WisdomTree: In the week of the 9th to 16th March 2020, gold prices fell 10%. In that week the S&P 500 fell 13%, the DAX fell 18% while the IBEX 35 fell 20%…..
By Nitesh Shah, Director, Research, WisdomTree
Gold hardly looked like the defensive asset its widely recognised as when looking at these headline figures. However, scratching beyond the surface, we can see that gold was playing its traditional role.
In times of extreme market volatility, when there are lots of margin calls on risky assets, investors often scramble for liquid assets to meet those margin calls. Gold and Treasuries are two important assets in that category. They were both being sold in order to provide liquidity for other purposes. Gold and Treasuries prices fell in tandem. Treasury yields, which rise when Treasury prices are falling, moved in lock-step with gold.
Source: Bloomberg, WisdomTree, data available as of close 25 March 2020. Historical performance is not an indication of future performance and any investments may go down in value
We expect a similar pattern in 2020. Already the injections of liquidity and the fact that equities are not in free-fall, has eased selling pressure on gold. The largess of central bank and fiscal authority action in of itself is likely to drive a gold price rally. Gold, is seen as the antithesis to fiat currencies. The fact that its supply can’t be expanded at will means that it should hold its value better than the value of the currencies issued by the central banks that are expanding monetary policy.
Despite all the stimulus offered by central banks and fiscal authorities, the length and amplitude of the current COVID-19 shock is largely unknown. Therefore, it is hard to judge whether the stimulus will be enough. We have developed a number of scenarios for gold based on how long the crisis and therefore policy easing lasts.
In a “v-shaped” economic recovery, where the damage to economic growth is largely in the first half of the year and policy can be tightened in the second half, we see gold prices rising initially to US$1965/oz by June 2020, but to fall thereafter to US$1370/oz by December 2020. In a “u-shaped” economic recovery, where the global economy needs continued stimulus during 2020, gold prices are likely to surpass US$2090/oz in June 2020 and stay close to that level for the rest of the year.
In the “v-shaped” economic recovery investor sentiment toward gold starts to wear lower, as “riskon” mindset dominates in the latter part of the year. Whereas in the “u-shaped” recovery sentiment toward gold remains very high reflecting the uncertainty in the economy and the longer-term implications of a loose policy setting.
In the “v-shaped” economic recovery Treasury yields rise as monetary policy is tightened. Whereas in the “u-shaped” Treasury yields rise as monetary policy is continuously loosened.

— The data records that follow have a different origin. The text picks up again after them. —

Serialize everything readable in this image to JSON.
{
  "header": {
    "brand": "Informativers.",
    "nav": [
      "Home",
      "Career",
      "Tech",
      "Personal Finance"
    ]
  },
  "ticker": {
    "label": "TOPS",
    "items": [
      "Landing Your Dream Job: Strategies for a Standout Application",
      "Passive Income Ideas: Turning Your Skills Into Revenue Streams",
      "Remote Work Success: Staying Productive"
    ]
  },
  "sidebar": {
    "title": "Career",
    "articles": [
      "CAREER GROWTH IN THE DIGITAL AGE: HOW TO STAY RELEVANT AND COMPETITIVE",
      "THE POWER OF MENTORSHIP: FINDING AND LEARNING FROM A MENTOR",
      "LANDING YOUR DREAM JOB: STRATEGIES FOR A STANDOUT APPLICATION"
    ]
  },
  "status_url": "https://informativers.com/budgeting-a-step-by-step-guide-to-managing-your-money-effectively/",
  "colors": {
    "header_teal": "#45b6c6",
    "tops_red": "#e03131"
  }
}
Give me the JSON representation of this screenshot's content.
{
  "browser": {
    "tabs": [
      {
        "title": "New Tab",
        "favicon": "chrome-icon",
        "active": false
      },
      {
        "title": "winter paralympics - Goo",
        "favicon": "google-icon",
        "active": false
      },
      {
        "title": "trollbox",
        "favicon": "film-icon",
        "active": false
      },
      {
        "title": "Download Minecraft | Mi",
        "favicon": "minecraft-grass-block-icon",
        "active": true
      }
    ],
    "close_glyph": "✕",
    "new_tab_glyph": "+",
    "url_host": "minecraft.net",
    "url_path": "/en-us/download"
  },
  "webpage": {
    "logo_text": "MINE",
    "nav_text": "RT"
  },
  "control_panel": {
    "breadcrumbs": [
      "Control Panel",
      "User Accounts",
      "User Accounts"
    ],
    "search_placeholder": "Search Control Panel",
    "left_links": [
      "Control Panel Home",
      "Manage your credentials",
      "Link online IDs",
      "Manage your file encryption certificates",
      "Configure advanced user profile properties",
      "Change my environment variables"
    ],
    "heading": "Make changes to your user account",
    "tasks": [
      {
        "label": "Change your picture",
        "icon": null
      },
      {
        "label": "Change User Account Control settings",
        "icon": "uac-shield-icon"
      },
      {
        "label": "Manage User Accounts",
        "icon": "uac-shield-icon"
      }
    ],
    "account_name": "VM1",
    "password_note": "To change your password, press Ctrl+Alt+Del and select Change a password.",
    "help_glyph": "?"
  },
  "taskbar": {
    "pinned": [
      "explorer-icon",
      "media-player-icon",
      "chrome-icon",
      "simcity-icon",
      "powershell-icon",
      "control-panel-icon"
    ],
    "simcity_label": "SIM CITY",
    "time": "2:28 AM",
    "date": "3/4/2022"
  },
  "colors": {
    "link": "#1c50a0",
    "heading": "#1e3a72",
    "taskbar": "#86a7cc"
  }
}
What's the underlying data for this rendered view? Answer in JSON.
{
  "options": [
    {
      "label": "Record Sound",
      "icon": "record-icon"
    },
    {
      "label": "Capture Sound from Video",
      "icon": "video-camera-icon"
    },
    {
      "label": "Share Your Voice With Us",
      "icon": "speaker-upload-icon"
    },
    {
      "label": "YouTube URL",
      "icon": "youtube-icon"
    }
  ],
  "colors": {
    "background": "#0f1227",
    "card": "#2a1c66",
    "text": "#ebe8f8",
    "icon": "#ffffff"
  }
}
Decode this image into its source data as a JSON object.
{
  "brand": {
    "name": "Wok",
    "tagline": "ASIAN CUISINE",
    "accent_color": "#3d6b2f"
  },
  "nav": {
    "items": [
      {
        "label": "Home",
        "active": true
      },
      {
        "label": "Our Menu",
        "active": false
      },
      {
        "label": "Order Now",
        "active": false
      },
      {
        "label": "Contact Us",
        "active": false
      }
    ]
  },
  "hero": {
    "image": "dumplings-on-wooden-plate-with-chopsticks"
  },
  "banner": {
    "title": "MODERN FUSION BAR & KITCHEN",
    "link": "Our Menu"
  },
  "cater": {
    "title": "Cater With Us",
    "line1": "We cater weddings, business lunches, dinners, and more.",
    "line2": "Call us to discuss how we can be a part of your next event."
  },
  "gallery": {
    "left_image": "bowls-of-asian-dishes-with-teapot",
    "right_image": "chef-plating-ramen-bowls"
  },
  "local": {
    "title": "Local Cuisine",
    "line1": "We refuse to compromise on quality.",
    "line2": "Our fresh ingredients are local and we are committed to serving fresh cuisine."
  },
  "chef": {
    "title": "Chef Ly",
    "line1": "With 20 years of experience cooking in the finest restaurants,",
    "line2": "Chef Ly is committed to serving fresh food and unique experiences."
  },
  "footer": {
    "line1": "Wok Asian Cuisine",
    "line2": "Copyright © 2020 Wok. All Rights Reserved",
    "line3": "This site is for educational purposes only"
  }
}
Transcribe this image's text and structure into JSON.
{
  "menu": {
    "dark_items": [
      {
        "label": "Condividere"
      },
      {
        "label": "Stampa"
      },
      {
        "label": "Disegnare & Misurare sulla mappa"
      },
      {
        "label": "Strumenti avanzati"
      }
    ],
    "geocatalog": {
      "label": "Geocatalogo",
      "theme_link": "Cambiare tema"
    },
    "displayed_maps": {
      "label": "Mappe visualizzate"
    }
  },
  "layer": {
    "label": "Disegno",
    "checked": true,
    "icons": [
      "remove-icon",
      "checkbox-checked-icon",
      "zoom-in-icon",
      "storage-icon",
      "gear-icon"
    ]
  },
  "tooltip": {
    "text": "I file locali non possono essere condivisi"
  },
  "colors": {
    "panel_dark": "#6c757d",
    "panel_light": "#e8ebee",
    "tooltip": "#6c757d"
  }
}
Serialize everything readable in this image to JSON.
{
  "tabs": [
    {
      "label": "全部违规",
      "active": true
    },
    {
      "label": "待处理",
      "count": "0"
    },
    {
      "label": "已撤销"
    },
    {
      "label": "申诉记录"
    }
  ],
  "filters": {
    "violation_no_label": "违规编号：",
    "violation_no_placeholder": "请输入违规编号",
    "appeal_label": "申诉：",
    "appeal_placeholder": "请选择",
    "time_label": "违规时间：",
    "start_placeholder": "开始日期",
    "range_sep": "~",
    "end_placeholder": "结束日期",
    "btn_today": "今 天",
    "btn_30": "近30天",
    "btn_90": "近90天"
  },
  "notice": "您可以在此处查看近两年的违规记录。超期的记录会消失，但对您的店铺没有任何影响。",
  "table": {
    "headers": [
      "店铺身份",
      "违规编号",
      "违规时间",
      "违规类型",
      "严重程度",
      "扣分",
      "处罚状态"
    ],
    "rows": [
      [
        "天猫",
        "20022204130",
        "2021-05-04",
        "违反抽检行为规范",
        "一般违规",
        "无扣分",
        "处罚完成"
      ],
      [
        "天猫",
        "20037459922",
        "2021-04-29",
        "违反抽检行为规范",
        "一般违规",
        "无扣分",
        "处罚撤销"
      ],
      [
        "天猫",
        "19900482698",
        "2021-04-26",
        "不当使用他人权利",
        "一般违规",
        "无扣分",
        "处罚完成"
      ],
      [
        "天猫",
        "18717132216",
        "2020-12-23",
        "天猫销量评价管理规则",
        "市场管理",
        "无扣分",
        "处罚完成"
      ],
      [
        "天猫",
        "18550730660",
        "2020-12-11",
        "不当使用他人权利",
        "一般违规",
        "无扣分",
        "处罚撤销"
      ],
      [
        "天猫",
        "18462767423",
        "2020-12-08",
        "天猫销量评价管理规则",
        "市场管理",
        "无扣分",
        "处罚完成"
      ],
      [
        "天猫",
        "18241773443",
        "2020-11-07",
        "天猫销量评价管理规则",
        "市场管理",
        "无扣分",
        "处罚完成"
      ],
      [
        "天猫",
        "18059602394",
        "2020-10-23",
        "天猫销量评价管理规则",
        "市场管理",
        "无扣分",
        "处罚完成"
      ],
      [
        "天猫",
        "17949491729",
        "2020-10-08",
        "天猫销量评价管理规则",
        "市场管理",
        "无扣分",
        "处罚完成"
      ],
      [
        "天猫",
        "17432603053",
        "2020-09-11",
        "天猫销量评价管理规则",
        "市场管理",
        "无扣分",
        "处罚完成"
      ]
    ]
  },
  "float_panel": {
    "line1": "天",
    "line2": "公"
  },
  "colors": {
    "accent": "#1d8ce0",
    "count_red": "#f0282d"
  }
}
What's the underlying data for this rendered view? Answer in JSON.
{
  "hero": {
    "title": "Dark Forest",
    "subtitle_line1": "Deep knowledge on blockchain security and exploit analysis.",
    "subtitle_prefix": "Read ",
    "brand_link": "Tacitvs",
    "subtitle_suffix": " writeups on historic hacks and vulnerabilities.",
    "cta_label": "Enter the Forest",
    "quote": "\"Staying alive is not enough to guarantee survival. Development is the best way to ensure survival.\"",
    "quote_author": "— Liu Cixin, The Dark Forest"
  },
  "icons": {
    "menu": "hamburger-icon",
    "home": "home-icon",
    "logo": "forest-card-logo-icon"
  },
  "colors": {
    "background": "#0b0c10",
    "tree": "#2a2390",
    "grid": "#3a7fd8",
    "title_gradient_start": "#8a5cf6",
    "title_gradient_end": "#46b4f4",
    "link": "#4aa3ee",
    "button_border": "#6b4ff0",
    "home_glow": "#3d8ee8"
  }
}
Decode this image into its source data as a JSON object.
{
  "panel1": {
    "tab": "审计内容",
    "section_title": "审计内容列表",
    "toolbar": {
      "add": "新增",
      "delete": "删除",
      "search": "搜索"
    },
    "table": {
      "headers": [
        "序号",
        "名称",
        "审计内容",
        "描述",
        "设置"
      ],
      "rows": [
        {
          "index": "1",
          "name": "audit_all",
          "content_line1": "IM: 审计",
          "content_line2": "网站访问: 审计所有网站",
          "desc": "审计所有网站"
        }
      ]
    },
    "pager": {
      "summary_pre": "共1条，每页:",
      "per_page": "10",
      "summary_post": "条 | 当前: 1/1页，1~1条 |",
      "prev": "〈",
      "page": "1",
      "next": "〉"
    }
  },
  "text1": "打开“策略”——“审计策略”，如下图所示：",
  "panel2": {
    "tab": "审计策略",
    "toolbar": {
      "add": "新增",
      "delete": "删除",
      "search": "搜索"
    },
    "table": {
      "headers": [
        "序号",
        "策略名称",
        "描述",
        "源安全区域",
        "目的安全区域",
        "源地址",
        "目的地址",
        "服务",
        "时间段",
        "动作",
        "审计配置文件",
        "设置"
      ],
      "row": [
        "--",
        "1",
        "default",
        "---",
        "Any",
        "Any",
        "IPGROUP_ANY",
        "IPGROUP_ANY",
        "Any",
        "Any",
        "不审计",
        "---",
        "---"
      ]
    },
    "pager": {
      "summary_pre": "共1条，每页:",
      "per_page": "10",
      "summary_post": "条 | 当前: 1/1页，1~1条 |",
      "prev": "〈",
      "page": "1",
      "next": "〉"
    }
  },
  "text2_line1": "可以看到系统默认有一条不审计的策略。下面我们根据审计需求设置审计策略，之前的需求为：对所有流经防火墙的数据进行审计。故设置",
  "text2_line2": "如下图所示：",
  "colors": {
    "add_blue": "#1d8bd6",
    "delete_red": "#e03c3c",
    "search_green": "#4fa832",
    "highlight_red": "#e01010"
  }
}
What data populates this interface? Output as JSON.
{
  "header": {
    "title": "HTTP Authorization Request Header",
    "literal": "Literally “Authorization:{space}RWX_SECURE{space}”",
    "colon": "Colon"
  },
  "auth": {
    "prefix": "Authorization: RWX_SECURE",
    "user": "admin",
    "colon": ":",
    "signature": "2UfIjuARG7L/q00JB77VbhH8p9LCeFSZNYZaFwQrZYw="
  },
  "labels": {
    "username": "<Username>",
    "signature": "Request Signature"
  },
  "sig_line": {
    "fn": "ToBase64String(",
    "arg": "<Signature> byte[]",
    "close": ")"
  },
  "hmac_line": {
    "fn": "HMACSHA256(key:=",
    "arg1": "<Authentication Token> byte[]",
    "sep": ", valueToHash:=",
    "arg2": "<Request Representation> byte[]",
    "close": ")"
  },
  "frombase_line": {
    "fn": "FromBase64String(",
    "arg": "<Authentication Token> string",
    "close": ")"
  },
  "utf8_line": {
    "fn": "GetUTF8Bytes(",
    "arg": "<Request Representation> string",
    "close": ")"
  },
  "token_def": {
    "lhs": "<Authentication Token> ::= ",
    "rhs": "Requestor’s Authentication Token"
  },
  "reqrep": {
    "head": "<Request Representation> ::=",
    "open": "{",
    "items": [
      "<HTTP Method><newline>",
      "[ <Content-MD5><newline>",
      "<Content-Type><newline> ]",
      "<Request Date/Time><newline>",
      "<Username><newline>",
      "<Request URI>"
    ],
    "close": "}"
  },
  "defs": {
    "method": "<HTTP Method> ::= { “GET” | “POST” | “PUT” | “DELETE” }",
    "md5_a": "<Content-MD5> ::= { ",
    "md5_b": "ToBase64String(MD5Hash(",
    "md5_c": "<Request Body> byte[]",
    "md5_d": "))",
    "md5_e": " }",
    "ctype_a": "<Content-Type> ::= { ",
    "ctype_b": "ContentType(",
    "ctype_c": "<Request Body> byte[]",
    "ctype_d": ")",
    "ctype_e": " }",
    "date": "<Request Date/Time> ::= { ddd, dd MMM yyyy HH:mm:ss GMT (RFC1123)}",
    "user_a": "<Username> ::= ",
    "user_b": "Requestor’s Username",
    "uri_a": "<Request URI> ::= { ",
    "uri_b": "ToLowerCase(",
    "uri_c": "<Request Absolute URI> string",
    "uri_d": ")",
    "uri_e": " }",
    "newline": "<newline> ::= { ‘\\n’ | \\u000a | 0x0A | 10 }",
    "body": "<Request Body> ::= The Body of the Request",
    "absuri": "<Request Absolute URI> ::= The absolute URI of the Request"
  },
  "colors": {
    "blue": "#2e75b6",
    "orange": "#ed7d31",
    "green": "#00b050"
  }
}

Ours scenarios are based on our model of gold price behaviour, calibrated on data between 1995 and 2017. However, we acknowledge that many aspects of today are vastly different to the past. As we move so far out the historic sample there is potential for gold to surprise either on the upside or the downside.